FaCD Online Syndrome Fact Sheet

Last updated: 01 Sep 2008

Name: Breast Cancer, Multiple Primary Malignancies in Patients with

Tumor features

breast cancer
endometrial cancer
lung/bronchial cancer
malignant fibrous histiocytoma
non-Hodgkin lymphoma
thyroid cancer

Tumor features (possible)

colon cancer
esophageal cancer
gastric cancer
melanoma, cutaneous
renal cell cancer


A range of tumors have been reported to occur in excess in breast cancer patients: ovarian cancer[1-3], thyroid cancer[1;4], non-Hodgkin lymphoma (increased risk after chemotherapy)[1], lung cancer (increased risk after radiotherapy[5;6] and breast cancer diagnosis before age 50[3]), bone sarcomas and soft tissue sarcomas (following radiotherapy[7]) and endometrial cancer (after tamoxifen therapy[2;8], also true for treatment after DCIS[9]). A wide range of other tumors have been reported as well[2,10]: leukemia, renal cancer, melanoma, esophagus, stomach, colon, rectum, bladder cancers, and acute myeloid leukemia (AML)[ see reference 10 for discussion of effect on tumor type by type of breast cancer treatment). Evans et al.[3] observed significantly elevated risks for 9 cancer sites in women diagnosed with breast cancer before age 50: esophagus, stomach, lung, bone, connective tissue, breast, corpus uteri, ovary and myeloid leukemia, whereas only corpus uteri and myeloid leukemia were increased in women diagnosed after age 49.
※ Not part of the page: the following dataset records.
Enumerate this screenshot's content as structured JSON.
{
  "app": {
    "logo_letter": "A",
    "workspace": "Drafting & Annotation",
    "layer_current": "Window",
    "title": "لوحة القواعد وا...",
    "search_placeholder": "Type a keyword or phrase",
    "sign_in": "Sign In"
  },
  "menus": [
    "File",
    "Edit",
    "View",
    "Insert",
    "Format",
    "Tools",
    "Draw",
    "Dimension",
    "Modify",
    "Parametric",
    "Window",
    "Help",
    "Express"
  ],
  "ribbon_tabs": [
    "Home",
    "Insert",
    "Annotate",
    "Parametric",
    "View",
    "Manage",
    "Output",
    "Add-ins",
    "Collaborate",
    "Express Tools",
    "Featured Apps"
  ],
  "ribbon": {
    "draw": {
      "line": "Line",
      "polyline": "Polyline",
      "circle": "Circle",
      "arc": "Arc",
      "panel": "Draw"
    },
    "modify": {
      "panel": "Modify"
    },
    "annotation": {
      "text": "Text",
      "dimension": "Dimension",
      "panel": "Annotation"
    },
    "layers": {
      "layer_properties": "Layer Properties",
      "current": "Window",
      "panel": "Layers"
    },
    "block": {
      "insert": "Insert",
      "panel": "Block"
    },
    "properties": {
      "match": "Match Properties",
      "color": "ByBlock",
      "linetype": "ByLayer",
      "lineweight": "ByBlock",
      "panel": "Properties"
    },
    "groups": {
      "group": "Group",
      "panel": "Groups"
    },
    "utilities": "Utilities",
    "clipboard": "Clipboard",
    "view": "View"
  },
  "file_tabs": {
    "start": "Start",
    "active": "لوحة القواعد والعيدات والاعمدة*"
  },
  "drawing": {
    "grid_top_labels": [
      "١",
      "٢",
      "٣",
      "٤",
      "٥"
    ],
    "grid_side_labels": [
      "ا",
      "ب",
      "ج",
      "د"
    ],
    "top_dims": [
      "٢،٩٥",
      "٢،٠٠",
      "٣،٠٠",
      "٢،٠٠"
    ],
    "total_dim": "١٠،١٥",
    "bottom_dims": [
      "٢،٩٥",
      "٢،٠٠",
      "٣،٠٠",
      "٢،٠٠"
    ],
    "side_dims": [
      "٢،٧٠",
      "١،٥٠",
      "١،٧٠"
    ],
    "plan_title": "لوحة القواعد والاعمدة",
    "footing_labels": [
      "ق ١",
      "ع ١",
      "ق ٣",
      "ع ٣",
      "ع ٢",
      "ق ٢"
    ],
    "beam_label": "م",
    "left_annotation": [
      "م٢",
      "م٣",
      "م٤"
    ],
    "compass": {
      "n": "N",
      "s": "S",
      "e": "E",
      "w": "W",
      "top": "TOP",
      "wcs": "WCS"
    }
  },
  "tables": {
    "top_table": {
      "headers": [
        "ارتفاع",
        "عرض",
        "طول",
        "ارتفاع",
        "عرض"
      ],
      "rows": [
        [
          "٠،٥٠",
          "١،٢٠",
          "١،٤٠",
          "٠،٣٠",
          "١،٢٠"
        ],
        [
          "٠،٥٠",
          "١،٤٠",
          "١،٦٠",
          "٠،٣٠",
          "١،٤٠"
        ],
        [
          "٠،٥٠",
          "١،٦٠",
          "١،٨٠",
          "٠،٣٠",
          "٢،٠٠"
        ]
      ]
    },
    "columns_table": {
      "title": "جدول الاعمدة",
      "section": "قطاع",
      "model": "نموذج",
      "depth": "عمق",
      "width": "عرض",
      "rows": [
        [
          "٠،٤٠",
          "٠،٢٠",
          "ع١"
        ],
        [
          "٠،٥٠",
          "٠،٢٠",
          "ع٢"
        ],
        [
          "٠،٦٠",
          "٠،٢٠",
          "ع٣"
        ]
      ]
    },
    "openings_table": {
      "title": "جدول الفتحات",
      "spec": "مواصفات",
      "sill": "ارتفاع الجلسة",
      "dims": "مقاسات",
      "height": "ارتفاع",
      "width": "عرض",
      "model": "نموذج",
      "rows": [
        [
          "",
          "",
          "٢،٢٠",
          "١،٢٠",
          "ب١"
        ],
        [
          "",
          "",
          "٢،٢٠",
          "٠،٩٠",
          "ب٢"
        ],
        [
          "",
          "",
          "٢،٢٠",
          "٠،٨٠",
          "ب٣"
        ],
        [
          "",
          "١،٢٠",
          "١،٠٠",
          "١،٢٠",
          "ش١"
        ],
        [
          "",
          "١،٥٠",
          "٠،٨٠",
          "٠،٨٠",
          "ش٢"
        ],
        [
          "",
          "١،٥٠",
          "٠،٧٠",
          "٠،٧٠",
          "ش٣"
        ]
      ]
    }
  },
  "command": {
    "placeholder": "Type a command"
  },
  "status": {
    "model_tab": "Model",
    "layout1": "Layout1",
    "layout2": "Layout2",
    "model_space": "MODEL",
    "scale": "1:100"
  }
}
General aspects to consider with respect to multiple primary tumors:
- Shared genetic (immune response, metabolic/hormonal/DNA-repair pathways) or non-genetic (chemical carcinogens, radiation, viruses, life-style) risk factors
- Therapy (radiation, chemotherapy, hormonal,...) related effects
- Possible bias because of increased surveillance and autopsy findings.
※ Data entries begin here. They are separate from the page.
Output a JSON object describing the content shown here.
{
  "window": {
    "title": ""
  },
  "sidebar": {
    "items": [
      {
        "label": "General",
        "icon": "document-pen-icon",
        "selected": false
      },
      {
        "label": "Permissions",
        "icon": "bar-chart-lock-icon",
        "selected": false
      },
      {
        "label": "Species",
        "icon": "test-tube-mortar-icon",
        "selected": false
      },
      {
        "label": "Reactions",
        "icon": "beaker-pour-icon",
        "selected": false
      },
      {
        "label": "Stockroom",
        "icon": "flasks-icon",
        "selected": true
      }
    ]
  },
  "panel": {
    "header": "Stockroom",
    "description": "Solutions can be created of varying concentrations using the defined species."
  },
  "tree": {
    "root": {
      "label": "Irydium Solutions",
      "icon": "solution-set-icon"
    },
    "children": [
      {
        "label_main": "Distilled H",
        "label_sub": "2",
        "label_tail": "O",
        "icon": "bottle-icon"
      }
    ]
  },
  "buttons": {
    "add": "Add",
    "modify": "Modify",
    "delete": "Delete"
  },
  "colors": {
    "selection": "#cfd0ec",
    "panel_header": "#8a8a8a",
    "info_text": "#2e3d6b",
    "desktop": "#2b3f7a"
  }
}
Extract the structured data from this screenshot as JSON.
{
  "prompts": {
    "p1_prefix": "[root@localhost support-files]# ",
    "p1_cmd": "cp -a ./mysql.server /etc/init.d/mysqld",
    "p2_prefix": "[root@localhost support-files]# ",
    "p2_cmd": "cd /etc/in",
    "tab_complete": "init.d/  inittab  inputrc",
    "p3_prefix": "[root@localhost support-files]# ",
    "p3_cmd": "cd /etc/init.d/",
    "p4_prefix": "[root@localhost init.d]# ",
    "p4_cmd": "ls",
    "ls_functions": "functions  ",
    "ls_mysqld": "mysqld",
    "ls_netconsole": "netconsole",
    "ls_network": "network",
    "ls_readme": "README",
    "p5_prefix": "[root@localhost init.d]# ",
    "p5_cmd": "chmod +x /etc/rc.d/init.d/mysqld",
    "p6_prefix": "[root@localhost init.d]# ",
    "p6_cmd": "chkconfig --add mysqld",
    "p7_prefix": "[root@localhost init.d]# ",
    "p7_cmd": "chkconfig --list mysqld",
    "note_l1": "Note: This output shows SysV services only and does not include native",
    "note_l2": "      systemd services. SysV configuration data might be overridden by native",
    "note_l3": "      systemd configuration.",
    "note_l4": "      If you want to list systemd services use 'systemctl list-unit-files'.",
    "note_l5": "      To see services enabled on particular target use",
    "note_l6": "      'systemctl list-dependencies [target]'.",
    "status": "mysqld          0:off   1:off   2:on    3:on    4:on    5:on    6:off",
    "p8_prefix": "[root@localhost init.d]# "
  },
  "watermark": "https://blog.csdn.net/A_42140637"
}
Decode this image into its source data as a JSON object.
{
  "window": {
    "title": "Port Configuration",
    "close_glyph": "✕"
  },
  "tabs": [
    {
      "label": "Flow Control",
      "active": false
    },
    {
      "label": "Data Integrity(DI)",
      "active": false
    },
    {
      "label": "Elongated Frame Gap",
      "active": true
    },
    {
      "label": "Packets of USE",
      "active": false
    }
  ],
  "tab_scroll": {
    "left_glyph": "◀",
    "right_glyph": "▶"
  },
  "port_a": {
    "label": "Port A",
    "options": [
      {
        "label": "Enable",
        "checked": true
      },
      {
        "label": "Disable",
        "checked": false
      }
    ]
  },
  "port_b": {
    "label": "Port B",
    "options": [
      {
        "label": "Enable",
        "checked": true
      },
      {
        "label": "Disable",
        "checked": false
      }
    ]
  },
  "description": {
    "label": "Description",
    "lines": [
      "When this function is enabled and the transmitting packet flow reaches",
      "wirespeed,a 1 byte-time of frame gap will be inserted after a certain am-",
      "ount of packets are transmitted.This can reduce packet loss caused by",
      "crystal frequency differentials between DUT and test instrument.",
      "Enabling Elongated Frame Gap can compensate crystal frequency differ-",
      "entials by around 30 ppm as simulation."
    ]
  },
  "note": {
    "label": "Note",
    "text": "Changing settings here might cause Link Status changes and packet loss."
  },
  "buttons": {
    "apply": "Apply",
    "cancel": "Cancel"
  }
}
[1] Tanaka H, Tsukuma H, Koyama H, Kinoshita Y, Kinoshita N, Oshima A. Second primary cancers following breast cancer in the Japanese female population. Jpn J Cancer Res 2001; 92(1):1-8.
[2] Rubino C, De Vathaire F, Diallo I, Shamsaldin A, Le MG. Increased risk of second cancers following breast cancer: role of the initial treatment. Breast Cancer Res Treat 2000; 61(3):183-195.
[3] Evans HS, Lewis CM, Robinson D, Bell CMJ, Moller H, Hodgson SV. Incidence of multiple primary cancers in a cohort of women diagnosed with breast cancer in southeast England. British Journal of Cancer 2001; 84(3):435-440.
[4] Li CI, Rossing MA, Voigt LF, Daling JR. Multiple primary breast and thyroid cancers: role of age at diagnosis and cancer treatments (United States). Cancer Causes Control 2000; 11(9):805-811.
[5] Inskip PD, Stovall M, Flannery JT. Lung cancer risk and radiation dose among women treated for breast cancer [see comments]. J Natl Cancer Inst 1994; 86(13):983-988.
[6] Zablotska LB, Neugut AI. Lung carcinoma after radiation therapy in women treated with lumpectomy or mastectomy for primary breast carcinoma. Cancer 2003; 97(6):1404-1411.
[7] Pendlebury SC, Bilous M, Langlands AO. Sarcomas following radiation therapy for breast cancer: A report of three cases and a review of the literature. Int J Radiat Oncol Biol Phys 1995; 31:405-410.
[8] Matsuyama Y, Tominaga T, Nomura Y, Koyama H, Kimura M, Sano M, Miura S, Takashima S, Mitsuyama S, Ueo H, Ohashi Y. Second cancers after adjuvant tamoxifen therapy for breast cancer in Japan. Ann Oncol 2000; 11(12):1537-1543.
[9] Robinson D, Holmberg L, Møller H. The occurrence of invasive cancers following a diagnosis of breast carcinoma in situ. British journal of cancer 2008; 99(4):611-5.
[10] Schaapveld M, Visser O, Louwman MJ, de Vries EG, Willemse PH, Otter R, van der Graaf WT, Coebergh JW, van Leeuwen FE. Risk of new primary nonbreast cancers after breast cancer treatment: a Dutch population-based study. Journal of clinical oncology 2008; 26(8):1239-46.